"Few pilots I fly with ever give a safety briefing to their passengers. What items should we point out or discuss with our passengers before takeoff?" - Larry J.
“Let’s start at the beginning. FAR 91.107 mandates that no pilot may take off a U.S.-registered civil aircraft unless the pilot in command of that aircraft ensures that each person on board is briefed on how to fasten and unfasten that person’s safety belt and, if installed, the shoulder harness.
The Big Picture—Make sure your passengers are well aware of just what it is they will be doing. Your passengers can be an asset or liability on any flight. Your preflight briefing will directly determine which role they play. Let them know what they can do to help you (i.e. scanning for traffic) and what they can do to hurt you (i.e. distracting you from flying). They should know how long the flight will be and make sure there are no surprises.
Sterile Cockpit—Airline pilots are not allowed extraneous chatter during critical phases of flight and neither should you. Make sure they know exactly when they can talk with you and when not to!

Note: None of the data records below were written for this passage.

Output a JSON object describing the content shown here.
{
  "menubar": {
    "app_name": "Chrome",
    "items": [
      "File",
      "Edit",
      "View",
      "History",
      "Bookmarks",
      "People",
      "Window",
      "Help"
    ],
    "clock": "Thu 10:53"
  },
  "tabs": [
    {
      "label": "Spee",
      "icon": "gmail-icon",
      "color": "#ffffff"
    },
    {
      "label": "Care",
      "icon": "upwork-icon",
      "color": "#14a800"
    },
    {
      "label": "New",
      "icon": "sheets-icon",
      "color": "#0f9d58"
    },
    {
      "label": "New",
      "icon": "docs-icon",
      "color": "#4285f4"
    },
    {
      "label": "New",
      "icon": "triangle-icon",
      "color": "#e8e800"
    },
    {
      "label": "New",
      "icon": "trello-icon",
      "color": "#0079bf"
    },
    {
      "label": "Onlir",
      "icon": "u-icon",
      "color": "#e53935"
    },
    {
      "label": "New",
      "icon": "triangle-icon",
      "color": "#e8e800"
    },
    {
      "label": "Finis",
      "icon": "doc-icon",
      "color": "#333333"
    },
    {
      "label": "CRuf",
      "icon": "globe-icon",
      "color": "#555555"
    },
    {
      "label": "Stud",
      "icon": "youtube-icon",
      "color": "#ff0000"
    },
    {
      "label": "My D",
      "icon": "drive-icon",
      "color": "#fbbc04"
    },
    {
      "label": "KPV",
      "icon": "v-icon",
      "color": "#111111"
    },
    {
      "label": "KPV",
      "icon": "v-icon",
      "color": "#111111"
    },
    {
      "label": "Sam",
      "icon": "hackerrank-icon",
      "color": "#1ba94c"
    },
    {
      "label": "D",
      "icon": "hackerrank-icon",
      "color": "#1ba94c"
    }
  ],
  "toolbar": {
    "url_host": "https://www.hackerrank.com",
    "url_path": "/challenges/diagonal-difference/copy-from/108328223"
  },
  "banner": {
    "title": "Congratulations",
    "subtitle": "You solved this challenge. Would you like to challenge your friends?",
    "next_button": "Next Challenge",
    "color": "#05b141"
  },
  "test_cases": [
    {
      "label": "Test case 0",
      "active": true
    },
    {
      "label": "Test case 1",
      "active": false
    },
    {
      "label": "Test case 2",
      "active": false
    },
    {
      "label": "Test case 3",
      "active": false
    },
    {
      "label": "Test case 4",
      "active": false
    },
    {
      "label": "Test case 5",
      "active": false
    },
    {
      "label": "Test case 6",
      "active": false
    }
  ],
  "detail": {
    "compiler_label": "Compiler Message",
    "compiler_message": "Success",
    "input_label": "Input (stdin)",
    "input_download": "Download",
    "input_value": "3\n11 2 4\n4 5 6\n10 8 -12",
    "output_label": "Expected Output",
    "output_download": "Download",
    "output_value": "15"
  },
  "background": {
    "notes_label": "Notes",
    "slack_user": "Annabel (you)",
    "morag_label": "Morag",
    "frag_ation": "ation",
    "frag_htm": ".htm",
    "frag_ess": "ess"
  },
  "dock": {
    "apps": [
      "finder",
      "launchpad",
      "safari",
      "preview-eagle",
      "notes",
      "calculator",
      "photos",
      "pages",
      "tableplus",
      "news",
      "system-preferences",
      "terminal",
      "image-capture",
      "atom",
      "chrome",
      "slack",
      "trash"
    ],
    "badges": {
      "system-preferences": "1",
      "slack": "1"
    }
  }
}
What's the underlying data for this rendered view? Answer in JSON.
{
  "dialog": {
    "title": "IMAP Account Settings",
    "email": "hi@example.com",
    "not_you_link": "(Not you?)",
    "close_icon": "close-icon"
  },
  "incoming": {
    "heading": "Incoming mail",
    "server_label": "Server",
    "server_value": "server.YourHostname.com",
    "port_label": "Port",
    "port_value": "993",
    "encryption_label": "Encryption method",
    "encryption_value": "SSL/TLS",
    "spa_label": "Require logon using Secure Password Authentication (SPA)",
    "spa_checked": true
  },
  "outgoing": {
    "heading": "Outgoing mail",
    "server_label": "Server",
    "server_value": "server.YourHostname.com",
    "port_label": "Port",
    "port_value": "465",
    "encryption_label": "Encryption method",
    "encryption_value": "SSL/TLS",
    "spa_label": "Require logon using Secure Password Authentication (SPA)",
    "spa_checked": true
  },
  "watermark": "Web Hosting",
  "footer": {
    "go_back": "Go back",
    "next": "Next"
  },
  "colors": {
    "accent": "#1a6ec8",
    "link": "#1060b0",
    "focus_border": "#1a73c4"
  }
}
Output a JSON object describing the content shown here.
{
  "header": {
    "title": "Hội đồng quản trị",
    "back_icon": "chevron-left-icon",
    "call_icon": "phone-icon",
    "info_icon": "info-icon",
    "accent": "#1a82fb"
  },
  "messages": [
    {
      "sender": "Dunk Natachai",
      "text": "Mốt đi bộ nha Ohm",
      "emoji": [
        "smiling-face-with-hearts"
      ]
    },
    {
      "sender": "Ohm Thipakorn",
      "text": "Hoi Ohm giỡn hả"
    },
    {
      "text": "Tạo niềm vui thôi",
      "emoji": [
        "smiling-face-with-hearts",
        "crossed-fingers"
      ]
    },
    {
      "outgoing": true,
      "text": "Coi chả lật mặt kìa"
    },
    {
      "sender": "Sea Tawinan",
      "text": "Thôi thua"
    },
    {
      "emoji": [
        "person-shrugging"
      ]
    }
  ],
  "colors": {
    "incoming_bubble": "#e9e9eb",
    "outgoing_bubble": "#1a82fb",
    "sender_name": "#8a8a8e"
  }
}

Airsickness—Everyone is capable of feeling uncomfortable during flight, especially newcomers. Provide airsickness bags and make sure your passengers let you know sooner rather than later if they are having problems.
Evacuation—Make sure all passengers know how to evacuate from the aircraft in an emergency. You may be incapacitated and your life could well be in their hands!
Traffic—We operate in a busy aviation system. All sets of eyes are critical. Get your passengers involved with looking outside and calling out other aircraft.
CRM—Good cockpit resource management says that we get everybody in our aircraft involved in conducting safe operations. Let your passengers know their feedback is important and they should not be intimidated about advising you of safety concerns.”